This is a companion discussion topic for the original entry at http://betterexplained.com/articles/law-of-sines/

Do each possible triangles within the circle have their perpendicular bisectors intersect at the center of the circle?

kalid

thanks for another fantastic article . by your analogy the giant gorilla is tringle , angles are kids that see different versions (different sides) of gorilla , the angle of window and gorilla,s length never changes but why a circle circumscribe three windows , all possible triangle ???

hi khalid i studied all of your article i just want to say thanks. i can calculate the amount of mass sucked by a black hole from a donar star yet when i read about your articles about basic stuff like e and gradient i feel like i am ((understanding)) the concepts for the first time. i just want to say thanks for your great site.

since you are excited about understanding basic mathematics, i suggest you to read ((what is mathematics by richard courant ))

This is superb. With the usual proof I feel like someone with a better grasp of the ‘behind the scenes’ maths spotted a trick I wouldn’t find. With this, you can see the process of discovery. Somewhat different to a proof, but much more fit for purpose for the classroom. Thanks!

Thanks Anthony – exactly, I prefer to share the discovery process (“How did we get here?”) vs. the super-concise, cleaned-up proof that might not be very illuminating. Dropping right triangles, re-arranging, etc. doesn’t make sense without that “Aha! There’s a shared circle!”.

This is awesome. Could you use the same analysis/analogy to talk about cosine and tangent also?

Great question. For this scenario, sine is the only ratio that matches up with the fixed side. You could use trig identities like

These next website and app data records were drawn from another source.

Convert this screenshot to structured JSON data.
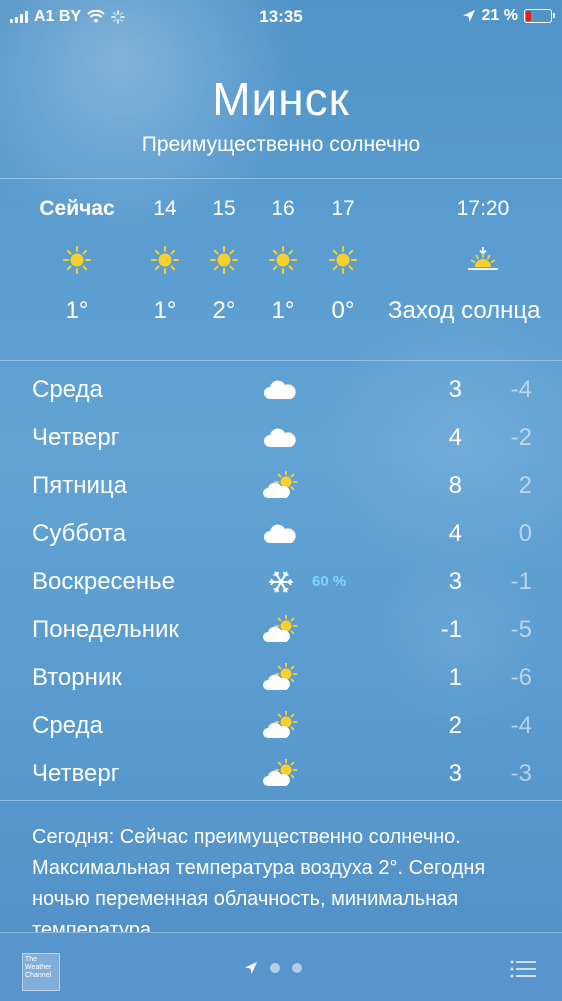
{
  "status_bar": {
    "carrier": "A1 BY",
    "time": "13:35",
    "battery_percent": "21 %",
    "battery_level": 0.21
  },
  "location": {
    "city": "Минск",
    "condition": "Преимущественно солнечно"
  },
  "hourly": [
    {
      "label": "Сейчас",
      "icon": "sun-icon",
      "temp": "1°"
    },
    {
      "label": "14",
      "icon": "sun-icon",
      "temp": "1°"
    },
    {
      "label": "15",
      "icon": "sun-icon",
      "temp": "2°"
    },
    {
      "label": "16",
      "icon": "sun-icon",
      "temp": "1°"
    },
    {
      "label": "17",
      "icon": "sun-icon",
      "temp": "0°"
    },
    {
      "label": "17:20",
      "icon": "sunset-icon",
      "temp": "Заход солнца"
    }
  ],
  "daily": [
    {
      "day": "Среда",
      "icon": "cloud-icon",
      "precip": "",
      "high": "3",
      "low": "-4"
    },
    {
      "day": "Четверг",
      "icon": "cloud-icon",
      "precip": "",
      "high": "4",
      "low": "-2"
    },
    {
      "day": "Пятница",
      "icon": "partly-sunny-icon",
      "precip": "",
      "high": "8",
      "low": "2"
    },
    {
      "day": "Суббота",
      "icon": "cloud-icon",
      "precip": "",
      "high": "4",
      "low": "0"
    },
    {
      "day": "Воскресенье",
      "icon": "snowflake-icon",
      "precip": "60 %",
      "high": "3",
      "low": "-1"
    },
    {
      "day": "Понедельник",
      "icon": "partly-sunny-icon",
      "precip": "",
      "high": "-1",
      "low": "-5"
    },
    {
      "day": "Вторник",
      "icon": "partly-sunny-icon",
      "precip": "",
      "high": "1",
      "low": "-6"
    },
    {
      "day": "Среда",
      "icon": "partly-sunny-icon",
      "precip": "",
      "high": "2",
      "low": "-4"
    },
    {
      "day": "Четверг",
      "icon": "partly-sunny-icon",
      "precip": "",
      "high": "3",
      "low": "-3"
    }
  ],
  "summary": "Сегодня: Сейчас преимущественно солнечно. Максимальная температура воздуха 2°. Сегодня ночью переменная облачность, минимальная температура",
  "bottom_bar": {
    "logo_text": "The Weather Channel"
  },
  "colors": {
    "sun": "#f7d02c",
    "precip": "#7fd3ff",
    "battery_low": "#e02020"
  }
}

$$cos^2+ sin^2 = 1$$

and rewrite the Law of Sines as:

$$\frac{a}{\sqrt{1 - \cos^2(A)}} = \frac{b}{\sqrt{1 - cos^2(B)}}$$

but it doesn’t have the right zing :). But there’s likely other geometric connections with the cosine or tangent that can be expressed more simply.

Kalid. This is AWESOME. Will definitely be using it in the classroom! (and thank you for improving MY understanding of the law of Sines : ). O

Hey Ollie! That’s awesome to hear. I’ve only recently figured out the meaning myself, really happy if it’s useful for your class :).

Excellent article … helped a lot in intuitive understanding.

it is absolutely fantastic! You have helped lift up burden of memorization. I am increasingly getting contagious,no longer satisfy with mathematical expressions until I gain insight into the concept and its generalization (abstraction). I don’t have this behaviour before, it started after getting baptized into your site. I have read through the book suggested by Mahmud, “what is mathematics” by Richard Courant. Your site as equally drove me to read “Men of mathematics” by E.T. Bell. Thanks alot for showing the way.

This can be also be used to prove that sin(180-θ) = sinθ